>>>

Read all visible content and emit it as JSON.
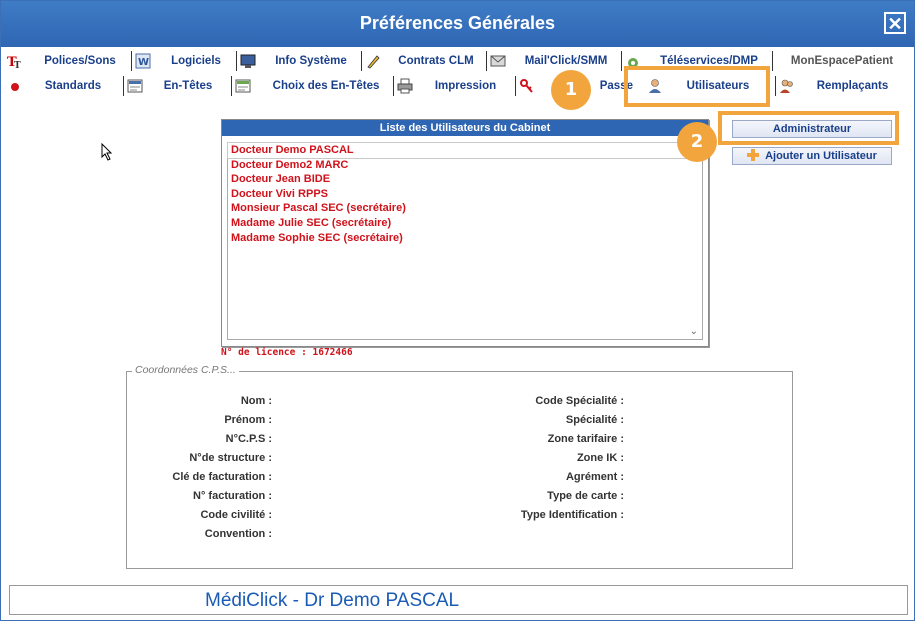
{
  "window": {
    "title": "Préférences Générales",
    "close_label": "✕"
  },
  "tabs_row1": [
    {
      "label": "Polices/Sons",
      "icon": "font-icon"
    },
    {
      "label": "Logiciels",
      "icon": "word-icon"
    },
    {
      "label": "Info Système",
      "icon": "computer-icon"
    },
    {
      "label": "Contrats CLM",
      "icon": "pencil-icon"
    },
    {
      "label": "Mail'Click/SMM",
      "icon": "mail-icon"
    },
    {
      "label": "Téléservices/DMP",
      "icon": "network-icon"
    },
    {
      "label": "MonEspacePatient",
      "icon": ""
    }
  ],
  "tabs_row2": [
    {
      "label": "Standards",
      "icon": "red-dot-icon"
    },
    {
      "label": "En-Têtes",
      "icon": "header-icon"
    },
    {
      "label": "Choix des En-Têtes",
      "icon": "header-choice-icon"
    },
    {
      "label": "Impression",
      "icon": "printer-icon"
    },
    {
      "label": "Passe",
      "icon": "key-icon"
    },
    {
      "label": "Utilisateurs",
      "icon": "user-icon"
    },
    {
      "label": "Remplaçants",
      "icon": "users-icon"
    }
  ],
  "user_panel": {
    "title": "Liste des Utilisateurs du Cabinet",
    "users": [
      "Docteur Demo PASCAL",
      "Docteur Demo2 MARC",
      "Docteur Jean BIDE",
      "Docteur Vivi RPPS",
      "Monsieur Pascal SEC (secrétaire)",
      "Madame Julie SEC (secrétaire)",
      "Madame Sophie SEC (secrétaire)"
    ],
    "licence": "N° de licence : 1672466"
  },
  "buttons": {
    "admin": "Administrateur",
    "add_user": "Ajouter un Utilisateur"
  },
  "badges": {
    "one": "1",
    "two": "2"
  },
  "cps": {
    "legend": "Coordonnées C.P.S...",
    "left_fields": [
      "Nom :",
      "Prénom :",
      "N°C.P.S :",
      "N°de structure :",
      "Clé de facturation :",
      "N° facturation :",
      "Code civilité :",
      "Convention :"
    ],
    "right_fields": [
      "Code Spécialité :",
      "Spécialité :",
      "Zone tarifaire :",
      "Zone IK :",
      "Agrément :",
      "Type de carte :",
      "Type Identification :"
    ]
  },
  "footer": {
    "text": "MédiClick - Dr Demo PASCAL"
  },
  "colors": {
    "accent": "#2f66b3",
    "highlight": "#f2a53c",
    "user_text": "#d0121b"
  }
}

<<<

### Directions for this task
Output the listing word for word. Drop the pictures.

### Response to this exercise
Read all visible content and emit it as JSON.
{
  "window": {
    "title": "Préférences Générales",
    "close_label": "✕"
  },
  "tabs_row1": [
    {
      "label": "Polices/Sons",
      "icon": "font-icon"
    },
    {
      "label": "Logiciels",
      "icon": "word-icon"
    },
    {
      "label": "Info Système",
      "icon": "computer-icon"
    },
    {
      "label": "Contrats CLM",
      "icon": "pencil-icon"
    },
    {
      "label": "Mail'Click/SMM",
      "icon": "mail-icon"
    },
    {
      "label": "Téléservices/DMP",
      "icon": "network-icon"
    },
    {
      "label": "MonEspacePatient",
      "icon": ""
    }
  ],
  "tabs_row2": [
    {
      "label": "Standards",
      "icon": "red-dot-icon"
    },
    {
      "label": "En-Têtes",
      "icon": "header-icon"
    },
    {
      "label": "Choix des En-Têtes",
      "icon": "header-choice-icon"
    },
    {
      "label": "Impression",
      "icon": "printer-icon"
    },
    {
      "label": "Passe",
      "icon": "key-icon"
    },
    {
      "label": "Utilisateurs",
      "icon": "user-icon"
    },
    {
      "label": "Remplaçants",
      "icon": "users-icon"
    }
  ],
  "user_panel": {
    "title": "Liste des Utilisateurs du Cabinet",
    "users": [
      "Docteur Demo PASCAL",
      "Docteur Demo2 MARC",
      "Docteur Jean BIDE",
      "Docteur Vivi RPPS",
      "Monsieur Pascal SEC (secrétaire)",
      "Madame Julie SEC (secrétaire)",
      "Madame Sophie SEC (secrétaire)"
    ],
    "licence": "N° de licence : 1672466"
  },
  "buttons": {
    "admin": "Administrateur",
    "add_user": "Ajouter un Utilisateur"
  },
  "badges": {
    "one": "1",
    "two": "2"
  },
  "cps": {
    "legend": "Coordonnées C.P.S...",
    "left_fields": [
      "Nom :",
      "Prénom :",
      "N°C.P.S :",
      "N°de structure :",
      "Clé de facturation :",
      "N° facturation :",
      "Code civilité :",
      "Convention :"
    ],
    "right_fields": [
      "Code Spécialité :",
      "Spécialité :",
      "Zone tarifaire :",
      "Zone IK :",
      "Agrément :",
      "Type de carte :",
      "Type Identification :"
    ]
  },
  "footer": {
    "text": "MédiClick - Dr Demo PASCAL"
  },
  "colors": {
    "accent": "#2f66b3",
    "highlight": "#f2a53c",
    "user_text": "#d0121b"
  }
}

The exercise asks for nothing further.